### ASSIGNMENT
Here is a listing; restate all of it exactly.

══ DATASET ══

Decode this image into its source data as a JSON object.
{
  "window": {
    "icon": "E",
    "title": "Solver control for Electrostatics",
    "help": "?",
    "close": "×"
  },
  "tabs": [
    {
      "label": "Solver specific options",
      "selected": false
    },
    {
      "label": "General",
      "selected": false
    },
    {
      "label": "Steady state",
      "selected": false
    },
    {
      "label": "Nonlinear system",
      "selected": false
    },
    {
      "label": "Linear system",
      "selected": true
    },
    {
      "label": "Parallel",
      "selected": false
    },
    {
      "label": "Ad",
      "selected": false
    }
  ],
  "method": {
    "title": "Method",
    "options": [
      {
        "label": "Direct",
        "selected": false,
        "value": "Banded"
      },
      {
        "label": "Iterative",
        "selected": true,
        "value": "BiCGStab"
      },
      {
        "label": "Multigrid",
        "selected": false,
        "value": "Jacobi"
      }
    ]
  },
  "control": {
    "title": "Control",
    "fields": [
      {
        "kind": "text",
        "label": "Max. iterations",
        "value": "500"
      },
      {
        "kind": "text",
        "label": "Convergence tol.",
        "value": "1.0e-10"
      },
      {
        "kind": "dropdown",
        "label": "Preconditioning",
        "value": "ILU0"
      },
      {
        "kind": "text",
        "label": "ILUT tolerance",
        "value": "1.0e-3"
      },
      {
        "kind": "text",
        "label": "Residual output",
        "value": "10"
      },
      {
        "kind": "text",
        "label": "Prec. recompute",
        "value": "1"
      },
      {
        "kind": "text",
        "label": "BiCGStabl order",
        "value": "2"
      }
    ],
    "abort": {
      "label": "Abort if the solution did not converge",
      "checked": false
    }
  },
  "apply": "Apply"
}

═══

### ANSWER TO THIS TASK
Decode this image into its source data as a JSON object.
{
  "window": {
    "icon": "E",
    "title": "Solver control for Electrostatics",
    "help": "?",
    "close": "×"
  },
  "tabs": [
    {
      "label": "Solver specific options",
      "selected": false
    },
    {
      "label": "General",
      "selected": false
    },
    {
      "label": "Steady state",
      "selected": false
    },
    {
      "label": "Nonlinear system",
      "selected": false
    },
    {
      "label": "Linear system",
      "selected": true
    },
    {
      "label": "Parallel",
      "selected": false
    },
    {
      "label": "Ad",
      "selected": false
    }
  ],
  "method": {
    "title": "Method",
    "options": [
      {
        "label": "Direct",
        "selected": false,
        "value": "Banded"
      },
      {
        "label": "Iterative",
        "selected": true,
        "value": "BiCGStab"
      },
      {
        "label": "Multigrid",
        "selected": false,
        "value": "Jacobi"
      }
    ]
  },
  "control": {
    "title": "Control",
    "fields": [
      {
        "kind": "text",
        "label": "Max. iterations",
        "value": "500"
      },
      {
        "kind": "text",
        "label": "Convergence tol.",
        "value": "1.0e-10"
      },
      {
        "kind": "dropdown",
        "label": "Preconditioning",
        "value": "ILU0"
      },
      {
        "kind": "text",
        "label": "ILUT tolerance",
        "value": "1.0e-3"
      },
      {
        "kind": "text",
        "label": "Residual output",
        "value": "10"
      },
      {
        "kind": "text",
        "label": "Prec. recompute",
        "value": "1"
      },
      {
        "kind": "text",
        "label": "BiCGStabl order",
        "value": "2"
      }
    ],
    "abort": {
      "label": "Abort if the solution did not converge",
      "checked": false
    }
  },
  "apply": "Apply"
}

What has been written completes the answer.